• Also out is the latest fortnightly result from Roy Morgan, which seems to have introduced a longer delay between its field work and the release of the results for whatever reason. The latest numbers are even worse for the Coalition than the last: they are steady on 33% of the primary vote, with Labor up one to 38.5%, the Greens steady on 11.5%, One Nation up half to 4%, the United Australia Party down half to 1.5% and independents steady on 8%. The respondent-allocated two-party measure, which for this pollster at least is consistenly more favourable for Labor than the previous election preferences method would be, has Labor’s lead out from 56.5-43.6 to 57-43.
State two-party breakdowns are provided, showing Labor leading 59-41 in New South Wales (out from 54-46 for a swing of about 11.5%), 57.5-42.5 in Victoria (in from 59-41, a swing of about 4.5%), 51.5-48.5 in Queensland (unchanged, a swing of about 10%), 53.5-46.5 in Western Australia (in from 55.5-44.5, a swing of about 9%), 59.5-40.5 in South Australia (in from 64-36, a swing of about 9%) and 65-35 in Tasmania (out from 61.5-38.5, a swing of about 9%). The poll was conducted online and by phone from January 31 to February 13 from a sample of 2796.
I have updated the BludgerTrack poll (though I’m going to hold off updating the state-level trends for a bit for commercial reasons), which now shows Labor’s lead exceeding 56-44 and the two leaders’ net satisfaction ratings crossing paths, putting Albanese ahead for the first time since the onset of the pandemic.
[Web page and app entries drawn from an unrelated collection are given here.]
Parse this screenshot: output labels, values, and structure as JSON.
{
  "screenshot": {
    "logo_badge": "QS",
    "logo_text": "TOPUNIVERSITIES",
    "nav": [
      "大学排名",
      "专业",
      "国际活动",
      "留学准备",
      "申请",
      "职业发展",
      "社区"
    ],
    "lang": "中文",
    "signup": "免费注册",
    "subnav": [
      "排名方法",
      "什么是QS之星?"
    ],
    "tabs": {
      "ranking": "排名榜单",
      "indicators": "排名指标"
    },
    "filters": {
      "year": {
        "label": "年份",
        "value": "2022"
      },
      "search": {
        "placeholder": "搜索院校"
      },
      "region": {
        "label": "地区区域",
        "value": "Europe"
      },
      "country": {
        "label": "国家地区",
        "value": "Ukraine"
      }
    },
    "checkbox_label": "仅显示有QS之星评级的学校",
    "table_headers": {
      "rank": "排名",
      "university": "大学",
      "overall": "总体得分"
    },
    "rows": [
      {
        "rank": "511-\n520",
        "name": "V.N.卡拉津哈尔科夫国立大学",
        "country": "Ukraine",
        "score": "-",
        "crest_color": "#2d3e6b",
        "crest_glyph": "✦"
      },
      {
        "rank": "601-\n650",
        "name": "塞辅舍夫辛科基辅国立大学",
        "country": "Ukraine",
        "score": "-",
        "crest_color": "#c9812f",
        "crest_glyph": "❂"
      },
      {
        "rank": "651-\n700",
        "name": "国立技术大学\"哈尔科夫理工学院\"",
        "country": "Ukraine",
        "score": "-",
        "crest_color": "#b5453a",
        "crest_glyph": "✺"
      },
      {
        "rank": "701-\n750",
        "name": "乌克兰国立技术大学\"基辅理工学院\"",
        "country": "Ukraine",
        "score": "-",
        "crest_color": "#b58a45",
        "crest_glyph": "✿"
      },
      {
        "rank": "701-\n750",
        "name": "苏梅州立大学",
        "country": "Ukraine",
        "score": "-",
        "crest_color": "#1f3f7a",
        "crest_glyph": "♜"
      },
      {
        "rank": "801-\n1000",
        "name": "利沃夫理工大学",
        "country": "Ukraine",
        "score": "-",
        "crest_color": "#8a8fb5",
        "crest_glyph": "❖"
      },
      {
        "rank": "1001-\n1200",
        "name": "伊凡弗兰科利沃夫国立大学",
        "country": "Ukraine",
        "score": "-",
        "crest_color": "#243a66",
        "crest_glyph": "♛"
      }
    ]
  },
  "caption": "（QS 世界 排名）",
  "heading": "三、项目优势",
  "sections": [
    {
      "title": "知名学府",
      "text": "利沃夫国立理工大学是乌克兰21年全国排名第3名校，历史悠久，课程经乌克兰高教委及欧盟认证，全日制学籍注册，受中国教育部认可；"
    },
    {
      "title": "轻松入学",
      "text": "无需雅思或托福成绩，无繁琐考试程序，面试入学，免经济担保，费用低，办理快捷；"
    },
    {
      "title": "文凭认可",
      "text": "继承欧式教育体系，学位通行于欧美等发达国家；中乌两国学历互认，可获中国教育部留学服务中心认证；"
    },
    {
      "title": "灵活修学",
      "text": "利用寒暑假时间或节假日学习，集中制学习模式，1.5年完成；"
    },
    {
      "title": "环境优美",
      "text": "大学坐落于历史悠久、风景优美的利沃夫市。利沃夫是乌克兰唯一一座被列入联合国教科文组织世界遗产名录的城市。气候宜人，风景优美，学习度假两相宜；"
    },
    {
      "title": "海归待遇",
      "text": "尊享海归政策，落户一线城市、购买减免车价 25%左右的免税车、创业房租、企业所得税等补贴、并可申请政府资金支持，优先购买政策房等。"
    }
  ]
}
If that’s still not enough fresh content for you, note my newly published South Australian election guide and the introductory blog post and thread below, if you have any thoughts you would like to share concerning a campaign now officially in its first week.
UPDATE (Resolve Strategic): Now we have the monthly Resolve Strategic poll for the Age/Herald, which records the Coalition down one to 33%, Labor steady at 35%, the Greens down one to 10% and One Nation steady on 3%, independents down one to 10% and “others” up three to 9%.
Resolve Strategic doesn’t publish two-party numbers, but this comes out at a Labor lead of about 53-47 based on previous election preferences. The state breakdowns imply about 52-48 to Labor in New South Wales, 53.5-46.5 in Victoria and 50-50 in Queensland, for respective swings to Labor of about 4%, 0.5% and 8.5%. Contra Essential Research, One Nation is down four points in Queensland to 9%.
Scott Morrison’s personal ratings have significantly deteriorated, his approval down three to 38% and disapproval up six to 56%, while Anthony Albanese is respectively up two to 36% and up one to 42%. Morrison’s lead as preferred prime minister has nonetheless widened slightly, from 38-31 to 39-30. The poll was conducted Tuesday to Sunday from a sample of 1604.